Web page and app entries

◆ ◆ ◆ ◆

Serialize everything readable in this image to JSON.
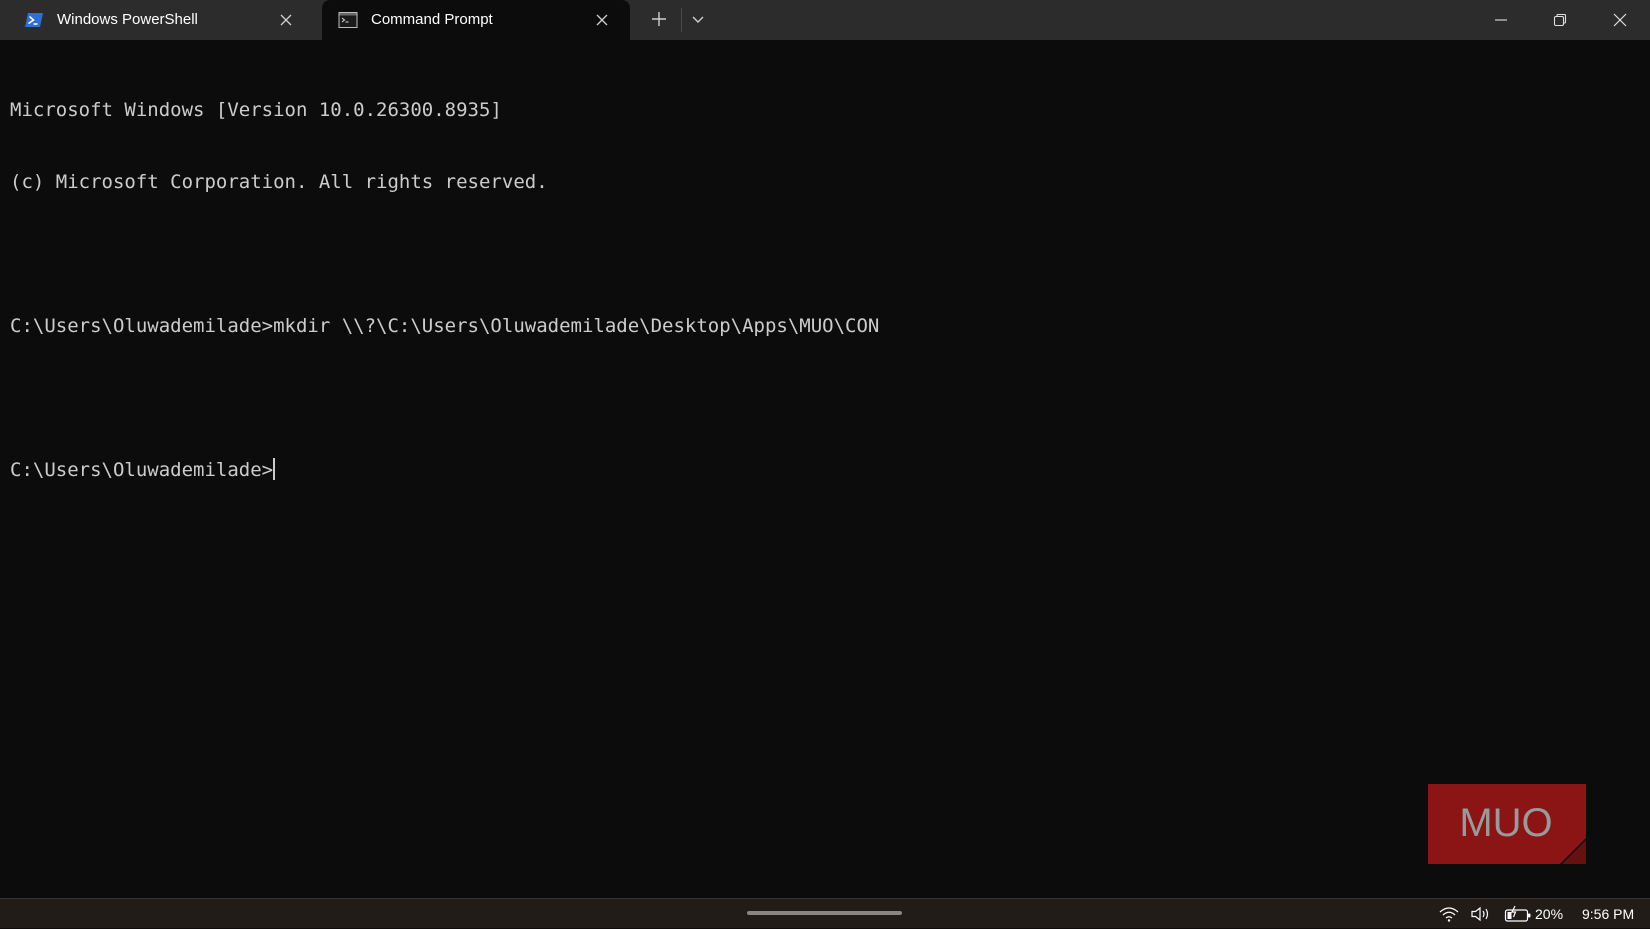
{
  "window": {
    "tabs": [
      {
        "label": "Windows PowerShell",
        "icon": "powershell-icon",
        "active": false
      },
      {
        "label": "Command Prompt",
        "icon": "cmd-icon",
        "active": true
      }
    ],
    "new_tab_icon": "plus-icon",
    "dropdown_icon": "chevron-down-icon",
    "controls": [
      "minimize-icon",
      "restore-icon",
      "close-icon"
    ]
  },
  "terminal": {
    "lines": [
      "Microsoft Windows [Version 10.0.26300.8935]",
      "(c) Microsoft Corporation. All rights reserved.",
      "",
      "C:\\Users\\Oluwademilade>mkdir \\\\?\\C:\\Users\\Oluwademilade\\Desktop\\Apps\\MUO\\CON",
      "",
      "C:\\Users\\Oluwademilade>"
    ]
  },
  "watermark": {
    "text": "MUO",
    "color": "#8b1414"
  },
  "taskbar": {
    "battery_percent": "20%",
    "time": "9:56 PM",
    "icons": [
      "wifi-icon",
      "volume-icon",
      "battery-charging-icon"
    ]
  },
  "colors": {
    "terminal_bg": "#0c0c0c",
    "titlebar_bg": "#2c2c2c",
    "text": "#cccccc",
    "powershell_blue": "#2f6fd1"
  }
}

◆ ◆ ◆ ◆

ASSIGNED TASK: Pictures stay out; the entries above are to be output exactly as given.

RESPONSE FOR THIS EXERCISE:
Serialize everything readable in this image to JSON.
{
  "window": {
    "tabs": [
      {
        "label": "Windows PowerShell",
        "icon": "powershell-icon",
        "active": false
      },
      {
        "label": "Command Prompt",
        "icon": "cmd-icon",
        "active": true
      }
    ],
    "new_tab_icon": "plus-icon",
    "dropdown_icon": "chevron-down-icon",
    "controls": [
      "minimize-icon",
      "restore-icon",
      "close-icon"
    ]
  },
  "terminal": {
    "lines": [
      "Microsoft Windows [Version 10.0.26300.8935]",
      "(c) Microsoft Corporation. All rights reserved.",
      "",
      "C:\\Users\\Oluwademilade>mkdir \\\\?\\C:\\Users\\Oluwademilade\\Desktop\\Apps\\MUO\\CON",
      "",
      "C:\\Users\\Oluwademilade>"
    ]
  },
  "watermark": {
    "text": "MUO",
    "color": "#8b1414"
  },
  "taskbar": {
    "battery_percent": "20%",
    "time": "9:56 PM",
    "icons": [
      "wifi-icon",
      "volume-icon",
      "battery-charging-icon"
    ]
  },
  "colors": {
    "terminal_bg": "#0c0c0c",
    "titlebar_bg": "#2c2c2c",
    "text": "#cccccc",
    "powershell_blue": "#2f6fd1"
  }
}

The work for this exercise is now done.